#### REQUIRED ACTION:
A verbatim reproduction of the following listing is required; omit the pictures.

#### RECORDS PROVIDED:

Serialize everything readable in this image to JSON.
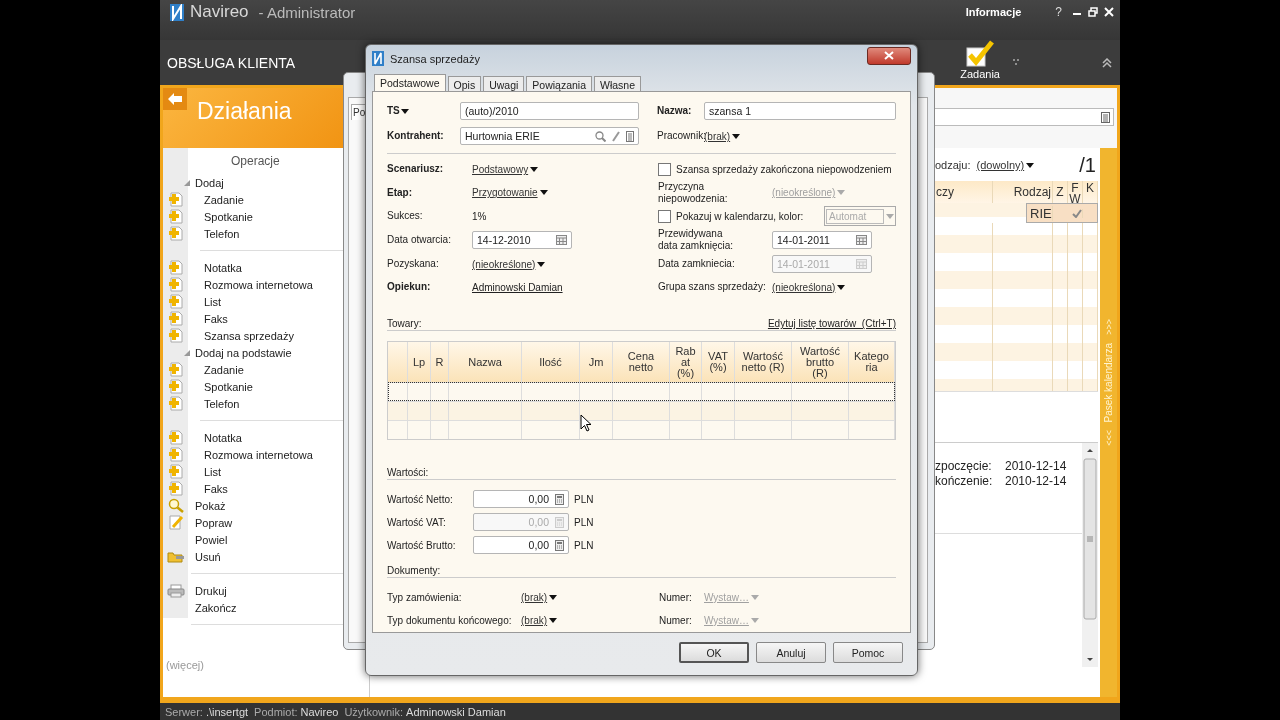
{
  "app": {
    "brand": "Navireo",
    "role": "- Administrator",
    "info": "Informacje",
    "help": "?"
  },
  "toolbar": {
    "section": "OBSŁUGA KLIENTA",
    "tasks": "Zadania"
  },
  "sidebar": {
    "title": "Działania",
    "heading": "Operacje",
    "more": "(więcej)",
    "entries": [
      {
        "kind": "group",
        "label": "Dodaj",
        "expanded": true,
        "children": [
          {
            "kind": "add",
            "label": "Zadanie"
          },
          {
            "kind": "add",
            "label": "Spotkanie"
          },
          {
            "kind": "add",
            "label": "Telefon"
          },
          {
            "kind": "separator"
          },
          {
            "kind": "add",
            "label": "Notatka"
          },
          {
            "kind": "add",
            "label": "Rozmowa internetowa"
          },
          {
            "kind": "add",
            "label": "List"
          },
          {
            "kind": "add",
            "label": "Faks"
          },
          {
            "kind": "add",
            "label": "Szansa sprzedaży"
          }
        ]
      },
      {
        "kind": "group",
        "label": "Dodaj na podstawie",
        "expanded": true,
        "children": [
          {
            "kind": "add",
            "label": "Zadanie"
          },
          {
            "kind": "add",
            "label": "Spotkanie"
          },
          {
            "kind": "add",
            "label": "Telefon"
          },
          {
            "kind": "separator"
          },
          {
            "kind": "add",
            "label": "Notatka"
          },
          {
            "kind": "add",
            "label": "Rozmowa internetowa"
          },
          {
            "kind": "add",
            "label": "List"
          },
          {
            "kind": "add",
            "label": "Faks"
          }
        ]
      },
      {
        "kind": "show",
        "label": "Pokaż"
      },
      {
        "kind": "edit",
        "label": "Popraw"
      },
      {
        "kind": "plain",
        "label": "Powiel"
      },
      {
        "kind": "delete",
        "label": "Usuń"
      },
      {
        "kind": "separator"
      },
      {
        "kind": "print",
        "label": "Drukuj"
      },
      {
        "kind": "plain",
        "label": "Zakończ"
      },
      {
        "kind": "separator"
      }
    ]
  },
  "list": {
    "filter_label": "odzaju:",
    "filter_value": "(dowolny)",
    "page": "/1",
    "columns": [
      "czy",
      "Rodzaj",
      "Z",
      "F W",
      "K"
    ],
    "rows": [
      {
        "column_1": "RIE",
        "selected": true,
        "checked": true
      }
    ],
    "details": [
      {
        "label": "zpoczęcie:",
        "value": "2010-12-14"
      },
      {
        "label": "kończenie:",
        "value": "2010-12-14"
      }
    ]
  },
  "calendar_strip": {
    "label": "Pasek kalendarza",
    "expand": ">>>",
    "collapse": "<<<"
  },
  "behind_window": {
    "tab": "Po"
  },
  "dialog": {
    "title": "Szansa sprzedaży",
    "tabs": [
      {
        "label": "Podstawowe",
        "selected": true
      },
      {
        "label": "Opis",
        "selected": false
      },
      {
        "label": "Uwagi",
        "selected": false
      },
      {
        "label": "Powiązania",
        "selected": false
      },
      {
        "label": "Własne",
        "selected": false
      }
    ],
    "header_rows": [
      {
        "left": {
          "label": "TS",
          "label_menu": true,
          "bold": true,
          "kind": "input",
          "value": "(auto)/2010"
        },
        "right": {
          "label": "Nazwa:",
          "bold": true,
          "kind": "input",
          "value": "szansa 1"
        }
      },
      {
        "left": {
          "label": "Kontrahent:",
          "bold": true,
          "kind": "lookup",
          "value": "Hurtownia ERIE"
        },
        "right": {
          "label": "Pracownik:",
          "bold": false,
          "kind": "dropdown",
          "value": "(brak)",
          "disabled": false
        }
      }
    ],
    "main_rows": [
      {
        "left": {
          "label": "Scenariusz:",
          "bold": true,
          "kind": "dropdown",
          "value": "Podstawowy",
          "disabled": false
        },
        "right": {
          "kind": "checkbox",
          "label": "Szansa sprzedaży zakończona niepowodzeniem",
          "checked": false
        }
      },
      {
        "left": {
          "label": "Etap:",
          "bold": true,
          "kind": "dropdown",
          "value": "Przygotowanie",
          "disabled": false
        },
        "right": {
          "label": "Przyczyna niepowodzenia:",
          "bold": false,
          "kind": "dropdown",
          "value": "(nieokreślone)",
          "disabled": true
        }
      },
      {
        "left": {
          "label": "Sukces:",
          "bold": false,
          "kind": "static",
          "value": "1%"
        },
        "right": {
          "kind": "checkbox-select",
          "label": "Pokazuj w kalendarzu, kolor:",
          "checked": false,
          "value": "Automat",
          "disabled": true
        }
      },
      {
        "left": {
          "label": "Data otwarcia:",
          "bold": false,
          "kind": "date",
          "value": "14-12-2010",
          "disabled": false
        },
        "right": {
          "label": "Przewidywana\ndata zamknięcia:",
          "bold": false,
          "kind": "date",
          "value": "14-01-2011",
          "disabled": false
        }
      },
      {
        "left": {
          "label": "Pozyskana:",
          "bold": false,
          "kind": "dropdown",
          "value": "(nieokreślone)",
          "disabled": false
        },
        "right": {
          "label": "Data zamkniecia:",
          "bold": false,
          "kind": "date",
          "value": "14-01-2011",
          "disabled": true
        }
      },
      {
        "left": {
          "label": "Opiekun:",
          "bold": true,
          "kind": "link",
          "value": "Adminowski Damian"
        },
        "right": {
          "label": "Grupa szans sprzedaży:",
          "bold": false,
          "kind": "dropdown",
          "value": "(nieokreślona)",
          "disabled": false
        }
      }
    ],
    "goods": {
      "heading": "Towary:",
      "edit_link": "Edytuj listę towarów  (Ctrl+T)",
      "columns": [
        "Lp",
        "R",
        "Nazwa",
        "Ilość",
        "Jm",
        "Cena\nnetto",
        "Rab\nat\n(%)",
        "VAT\n(%)",
        "Wartość\nnetto (R)",
        "Wartość\nbrutto\n(R)",
        "Katego\nria"
      ],
      "rows": [
        {
          "selected": true
        },
        {
          "selected": false
        },
        {
          "selected": false
        }
      ]
    },
    "values": {
      "heading": "Wartości:",
      "rows": [
        {
          "label": "Wartość Netto:",
          "value": "0,00",
          "currency": "PLN",
          "disabled": false
        },
        {
          "label": "Wartość VAT:",
          "value": "0,00",
          "currency": "PLN",
          "disabled": true
        },
        {
          "label": "Wartość Brutto:",
          "value": "0,00",
          "currency": "PLN",
          "disabled": false
        }
      ]
    },
    "documents": {
      "heading": "Dokumenty:",
      "rows": [
        {
          "label": "Typ zamówienia:",
          "value": "(brak)",
          "disabled": false,
          "number_label": "Numer:",
          "number_value": "Wystaw…",
          "number_disabled": true
        },
        {
          "label": "Typ dokumentu końcowego:",
          "value": "(brak)",
          "disabled": false,
          "number_label": "Numer:",
          "number_value": "Wystaw…",
          "number_disabled": true
        }
      ]
    },
    "buttons": [
      {
        "label": "OK",
        "default": true
      },
      {
        "label": "Anuluj",
        "default": false
      },
      {
        "label": "Pomoc",
        "default": false
      }
    ]
  },
  "status_bar": [
    {
      "label": "Serwer:",
      "value": ".\\insertgt"
    },
    {
      "label": "Podmiot:",
      "value": "Navireo"
    },
    {
      "label": "Użytkownik:",
      "value": "Adminowski Damian"
    }
  ]
}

#### TASK SOLUTION:
Serialize everything readable in this image to JSON.
{
  "app": {
    "brand": "Navireo",
    "role": "- Administrator",
    "info": "Informacje",
    "help": "?"
  },
  "toolbar": {
    "section": "OBSŁUGA KLIENTA",
    "tasks": "Zadania"
  },
  "sidebar": {
    "title": "Działania",
    "heading": "Operacje",
    "more": "(więcej)",
    "entries": [
      {
        "kind": "group",
        "label": "Dodaj",
        "expanded": true,
        "children": [
          {
            "kind": "add",
            "label": "Zadanie"
          },
          {
            "kind": "add",
            "label": "Spotkanie"
          },
          {
            "kind": "add",
            "label": "Telefon"
          },
          {
            "kind": "separator"
          },
          {
            "kind": "add",
            "label": "Notatka"
          },
          {
            "kind": "add",
            "label": "Rozmowa internetowa"
          },
          {
            "kind": "add",
            "label": "List"
          },
          {
            "kind": "add",
            "label": "Faks"
          },
          {
            "kind": "add",
            "label": "Szansa sprzedaży"
          }
        ]
      },
      {
        "kind": "group",
        "label": "Dodaj na podstawie",
        "expanded": true,
        "children": [
          {
            "kind": "add",
            "label": "Zadanie"
          },
          {
            "kind": "add",
            "label": "Spotkanie"
          },
          {
            "kind": "add",
            "label": "Telefon"
          },
          {
            "kind": "separator"
          },
          {
            "kind": "add",
            "label": "Notatka"
          },
          {
            "kind": "add",
            "label": "Rozmowa internetowa"
          },
          {
            "kind": "add",
            "label": "List"
          },
          {
            "kind": "add",
            "label": "Faks"
          }
        ]
      },
      {
        "kind": "show",
        "label": "Pokaż"
      },
      {
        "kind": "edit",
        "label": "Popraw"
      },
      {
        "kind": "plain",
        "label": "Powiel"
      },
      {
        "kind": "delete",
        "label": "Usuń"
      },
      {
        "kind": "separator"
      },
      {
        "kind": "print",
        "label": "Drukuj"
      },
      {
        "kind": "plain",
        "label": "Zakończ"
      },
      {
        "kind": "separator"
      }
    ]
  },
  "list": {
    "filter_label": "odzaju:",
    "filter_value": "(dowolny)",
    "page": "/1",
    "columns": [
      "czy",
      "Rodzaj",
      "Z",
      "F W",
      "K"
    ],
    "rows": [
      {
        "column_1": "RIE",
        "selected": true,
        "checked": true
      }
    ],
    "details": [
      {
        "label": "zpoczęcie:",
        "value": "2010-12-14"
      },
      {
        "label": "kończenie:",
        "value": "2010-12-14"
      }
    ]
  },
  "calendar_strip": {
    "label": "Pasek kalendarza",
    "expand": ">>>",
    "collapse": "<<<"
  },
  "behind_window": {
    "tab": "Po"
  },
  "dialog": {
    "title": "Szansa sprzedaży",
    "tabs": [
      {
        "label": "Podstawowe",
        "selected": true
      },
      {
        "label": "Opis",
        "selected": false
      },
      {
        "label": "Uwagi",
        "selected": false
      },
      {
        "label": "Powiązania",
        "selected": false
      },
      {
        "label": "Własne",
        "selected": false
      }
    ],
    "header_rows": [
      {
        "left": {
          "label": "TS",
          "label_menu": true,
          "bold": true,
          "kind": "input",
          "value": "(auto)/2010"
        },
        "right": {
          "label": "Nazwa:",
          "bold": true,
          "kind": "input",
          "value": "szansa 1"
        }
      },
      {
        "left": {
          "label": "Kontrahent:",
          "bold": true,
          "kind": "lookup",
          "value": "Hurtownia ERIE"
        },
        "right": {
          "label": "Pracownik:",
          "bold": false,
          "kind": "dropdown",
          "value": "(brak)",
          "disabled": false
        }
      }
    ],
    "main_rows": [
      {
        "left": {
          "label": "Scenariusz:",
          "bold": true,
          "kind": "dropdown",
          "value": "Podstawowy",
          "disabled": false
        },
        "right": {
          "kind": "checkbox",
          "label": "Szansa sprzedaży zakończona niepowodzeniem",
          "checked": false
        }
      },
      {
        "left": {
          "label": "Etap:",
          "bold": true,
          "kind": "dropdown",
          "value": "Przygotowanie",
          "disabled": false
        },
        "right": {
          "label": "Przyczyna niepowodzenia:",
          "bold": false,
          "kind": "dropdown",
          "value": "(nieokreślone)",
          "disabled": true
        }
      },
      {
        "left": {
          "label": "Sukces:",
          "bold": false,
          "kind": "static",
          "value": "1%"
        },
        "right": {
          "kind": "checkbox-select",
          "label": "Pokazuj w kalendarzu, kolor:",
          "checked": false,
          "value": "Automat",
          "disabled": true
        }
      },
      {
        "left": {
          "label": "Data otwarcia:",
          "bold": false,
          "kind": "date",
          "value": "14-12-2010",
          "disabled": false
        },
        "right": {
          "label": "Przewidywana\ndata zamknięcia:",
          "bold": false,
          "kind": "date",
          "value": "14-01-2011",
          "disabled": false
        }
      },
      {
        "left": {
          "label": "Pozyskana:",
          "bold": false,
          "kind": "dropdown",
          "value": "(nieokreślone)",
          "disabled": false
        },
        "right": {
          "label": "Data zamkniecia:",
          "bold": false,
          "kind": "date",
          "value": "14-01-2011",
          "disabled": true
        }
      },
      {
        "left": {
          "label": "Opiekun:",
          "bold": true,
          "kind": "link",
          "value": "Adminowski Damian"
        },
        "right": {
          "label": "Grupa szans sprzedaży:",
          "bold": false,
          "kind": "dropdown",
          "value": "(nieokreślona)",
          "disabled": false
        }
      }
    ],
    "goods": {
      "heading": "Towary:",
      "edit_link": "Edytuj listę towarów  (Ctrl+T)",
      "columns": [
        "Lp",
        "R",
        "Nazwa",
        "Ilość",
        "Jm",
        "Cena\nnetto",
        "Rab\nat\n(%)",
        "VAT\n(%)",
        "Wartość\nnetto (R)",
        "Wartość\nbrutto\n(R)",
        "Katego\nria"
      ],
      "rows": [
        {
          "selected": true
        },
        {
          "selected": false
        },
        {
          "selected": false
        }
      ]
    },
    "values": {
      "heading": "Wartości:",
      "rows": [
        {
          "label": "Wartość Netto:",
          "value": "0,00",
          "currency": "PLN",
          "disabled": false
        },
        {
          "label": "Wartość VAT:",
          "value": "0,00",
          "currency": "PLN",
          "disabled": true
        },
        {
          "label": "Wartość Brutto:",
          "value": "0,00",
          "currency": "PLN",
          "disabled": false
        }
      ]
    },
    "documents": {
      "heading": "Dokumenty:",
      "rows": [
        {
          "label": "Typ zamówienia:",
          "value": "(brak)",
          "disabled": false,
          "number_label": "Numer:",
          "number_value": "Wystaw…",
          "number_disabled": true
        },
        {
          "label": "Typ dokumentu końcowego:",
          "value": "(brak)",
          "disabled": false,
          "number_label": "Numer:",
          "number_value": "Wystaw…",
          "number_disabled": true
        }
      ]
    },
    "buttons": [
      {
        "label": "OK",
        "default": true
      },
      {
        "label": "Anuluj",
        "default": false
      },
      {
        "label": "Pomoc",
        "default": false
      }
    ]
  },
  "status_bar": [
    {
      "label": "Serwer:",
      "value": ".\\insertgt"
    },
    {
      "label": "Podmiot:",
      "value": "Navireo"
    },
    {
      "label": "Użytkownik:",
      "value": "Adminowski Damian"
    }
  ]
}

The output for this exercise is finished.